─── Material for this exercise ───
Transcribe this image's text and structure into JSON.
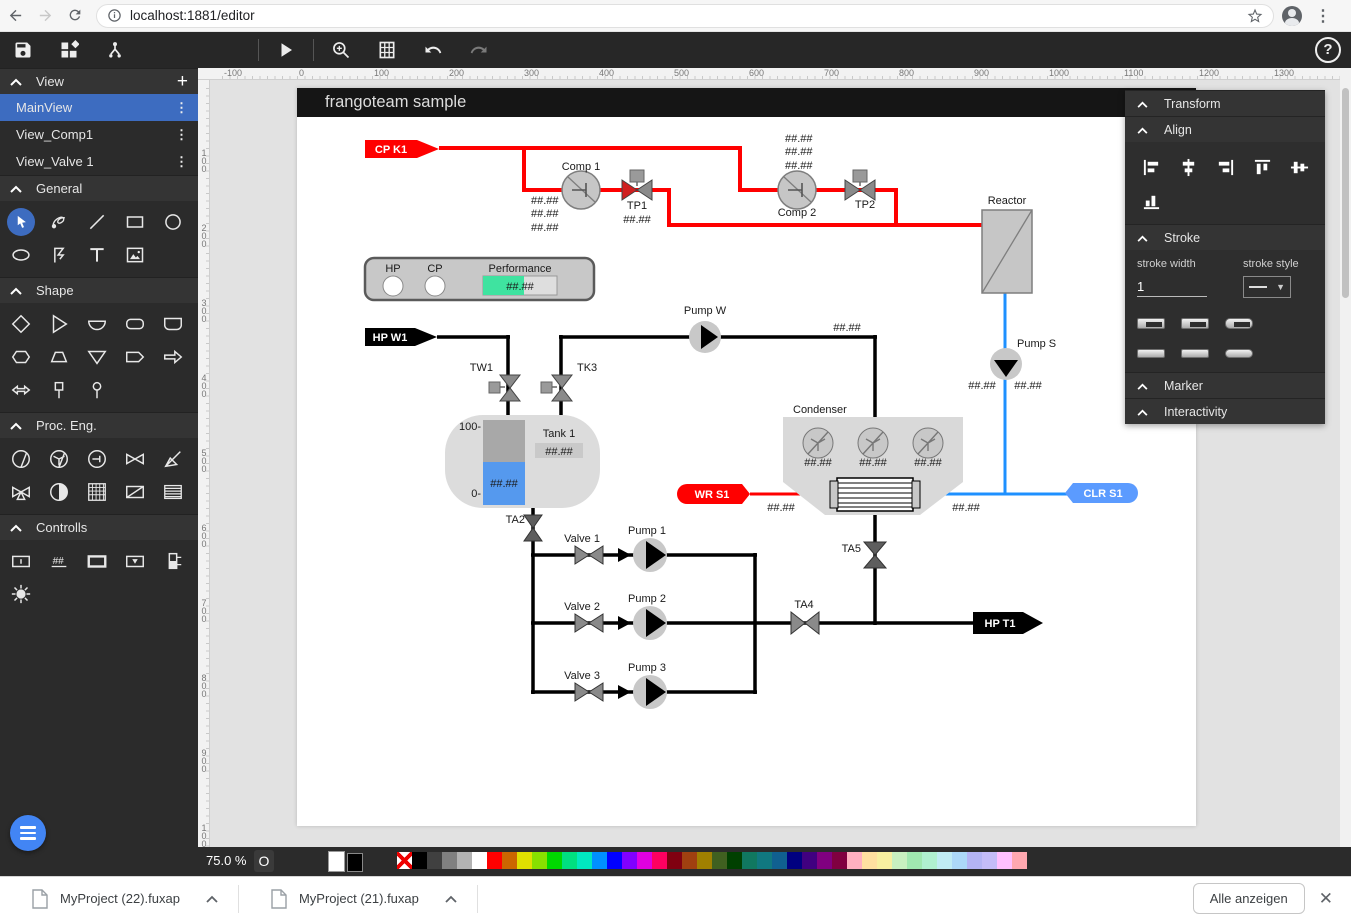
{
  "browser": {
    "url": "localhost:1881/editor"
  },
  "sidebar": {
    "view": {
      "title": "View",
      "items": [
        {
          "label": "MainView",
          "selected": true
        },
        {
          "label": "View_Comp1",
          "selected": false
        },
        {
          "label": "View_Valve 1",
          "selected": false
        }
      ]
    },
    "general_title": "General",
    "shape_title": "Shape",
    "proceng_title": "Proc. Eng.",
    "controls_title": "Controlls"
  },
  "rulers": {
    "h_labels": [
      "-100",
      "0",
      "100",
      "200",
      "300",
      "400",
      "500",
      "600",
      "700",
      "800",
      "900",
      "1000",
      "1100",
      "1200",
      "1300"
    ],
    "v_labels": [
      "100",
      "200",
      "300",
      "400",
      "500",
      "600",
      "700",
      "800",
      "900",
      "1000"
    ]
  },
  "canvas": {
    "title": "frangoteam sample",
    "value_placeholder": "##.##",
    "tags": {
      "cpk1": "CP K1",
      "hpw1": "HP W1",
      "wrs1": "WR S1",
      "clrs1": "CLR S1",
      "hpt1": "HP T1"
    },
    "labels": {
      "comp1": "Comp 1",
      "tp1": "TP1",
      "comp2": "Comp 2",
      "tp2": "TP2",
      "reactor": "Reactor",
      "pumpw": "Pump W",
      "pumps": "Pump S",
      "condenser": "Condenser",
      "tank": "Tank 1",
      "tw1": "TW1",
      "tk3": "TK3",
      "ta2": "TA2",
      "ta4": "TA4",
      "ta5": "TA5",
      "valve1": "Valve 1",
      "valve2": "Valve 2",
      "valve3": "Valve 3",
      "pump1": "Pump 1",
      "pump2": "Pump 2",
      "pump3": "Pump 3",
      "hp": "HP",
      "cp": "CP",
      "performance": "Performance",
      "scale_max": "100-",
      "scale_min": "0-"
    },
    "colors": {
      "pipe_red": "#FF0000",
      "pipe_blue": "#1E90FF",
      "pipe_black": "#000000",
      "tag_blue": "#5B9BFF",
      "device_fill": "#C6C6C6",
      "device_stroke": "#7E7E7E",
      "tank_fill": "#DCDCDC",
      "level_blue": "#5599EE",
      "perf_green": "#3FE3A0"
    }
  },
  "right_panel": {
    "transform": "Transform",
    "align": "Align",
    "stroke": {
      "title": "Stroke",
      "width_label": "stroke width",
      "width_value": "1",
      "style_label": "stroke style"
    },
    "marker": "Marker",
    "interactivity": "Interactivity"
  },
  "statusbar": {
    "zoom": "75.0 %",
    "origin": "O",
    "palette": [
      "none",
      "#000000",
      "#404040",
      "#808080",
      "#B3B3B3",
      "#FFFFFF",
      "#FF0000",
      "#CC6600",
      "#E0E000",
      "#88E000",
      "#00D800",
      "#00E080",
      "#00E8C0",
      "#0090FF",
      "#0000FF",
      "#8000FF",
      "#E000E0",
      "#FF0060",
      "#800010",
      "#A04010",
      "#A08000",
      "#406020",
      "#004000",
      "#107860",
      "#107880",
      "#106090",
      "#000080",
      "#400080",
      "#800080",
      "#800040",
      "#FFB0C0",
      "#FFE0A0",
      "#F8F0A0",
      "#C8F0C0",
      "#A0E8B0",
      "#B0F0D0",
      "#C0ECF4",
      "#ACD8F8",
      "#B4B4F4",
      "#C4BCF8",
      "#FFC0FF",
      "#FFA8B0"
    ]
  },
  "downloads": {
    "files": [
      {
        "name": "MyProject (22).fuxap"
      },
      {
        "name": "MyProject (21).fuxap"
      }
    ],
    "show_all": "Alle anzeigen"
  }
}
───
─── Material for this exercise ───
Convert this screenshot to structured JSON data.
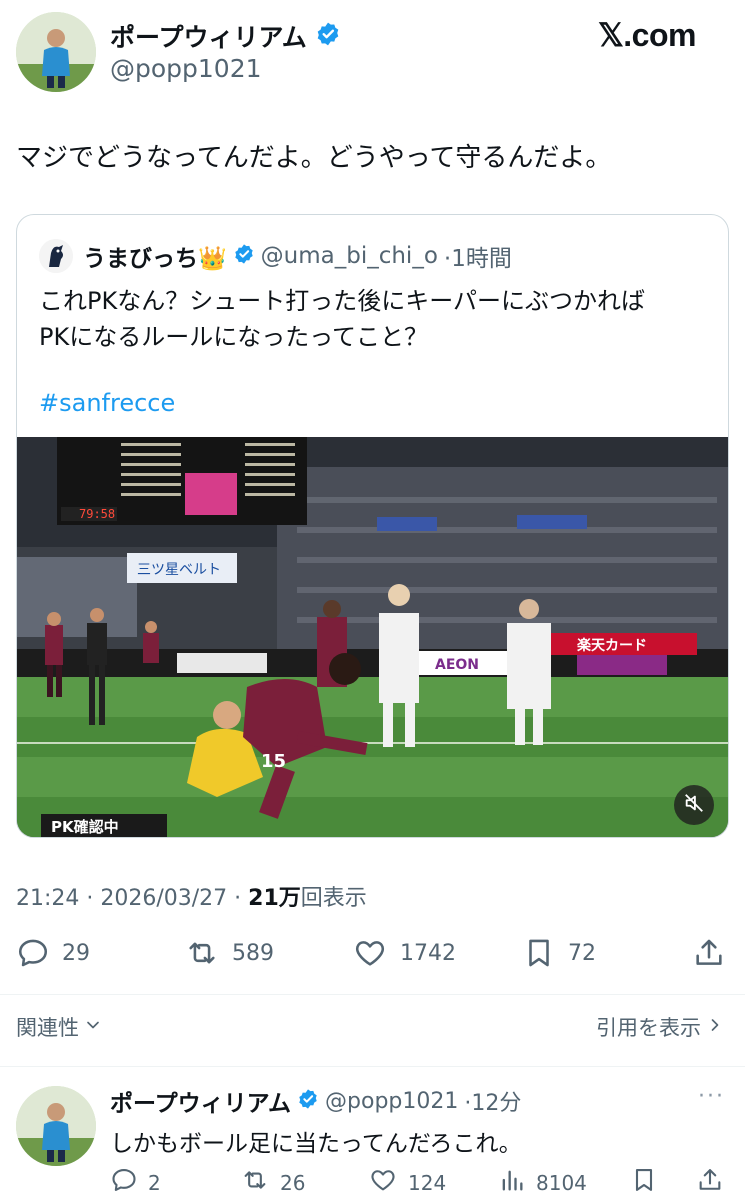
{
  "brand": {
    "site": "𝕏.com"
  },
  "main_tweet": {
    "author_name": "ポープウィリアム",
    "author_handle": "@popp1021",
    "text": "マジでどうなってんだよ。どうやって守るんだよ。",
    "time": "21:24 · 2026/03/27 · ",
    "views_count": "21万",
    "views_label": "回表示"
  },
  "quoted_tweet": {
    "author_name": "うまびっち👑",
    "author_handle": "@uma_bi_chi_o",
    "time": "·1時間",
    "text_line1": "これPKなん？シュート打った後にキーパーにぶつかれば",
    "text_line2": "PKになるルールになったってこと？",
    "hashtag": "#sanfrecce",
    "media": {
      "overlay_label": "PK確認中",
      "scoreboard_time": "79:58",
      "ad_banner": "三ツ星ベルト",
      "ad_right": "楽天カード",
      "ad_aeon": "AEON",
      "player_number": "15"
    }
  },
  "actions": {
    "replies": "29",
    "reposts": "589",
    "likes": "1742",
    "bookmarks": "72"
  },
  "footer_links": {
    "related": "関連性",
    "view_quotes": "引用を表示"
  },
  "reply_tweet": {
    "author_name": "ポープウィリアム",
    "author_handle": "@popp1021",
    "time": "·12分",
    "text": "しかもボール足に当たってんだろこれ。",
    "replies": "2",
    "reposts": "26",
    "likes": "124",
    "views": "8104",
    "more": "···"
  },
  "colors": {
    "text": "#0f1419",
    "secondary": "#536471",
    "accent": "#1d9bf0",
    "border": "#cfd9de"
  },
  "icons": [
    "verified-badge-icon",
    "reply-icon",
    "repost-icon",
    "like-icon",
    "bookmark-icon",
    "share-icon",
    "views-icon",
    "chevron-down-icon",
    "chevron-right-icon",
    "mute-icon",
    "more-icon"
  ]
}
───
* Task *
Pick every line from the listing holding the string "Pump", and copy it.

* Answer box *
      "pumpw": "Pump W",
      "pumps": "Pump S",
      "pump1": "Pump 1",
      "pump2": "Pump 2",
      "pump3": "Pump 3",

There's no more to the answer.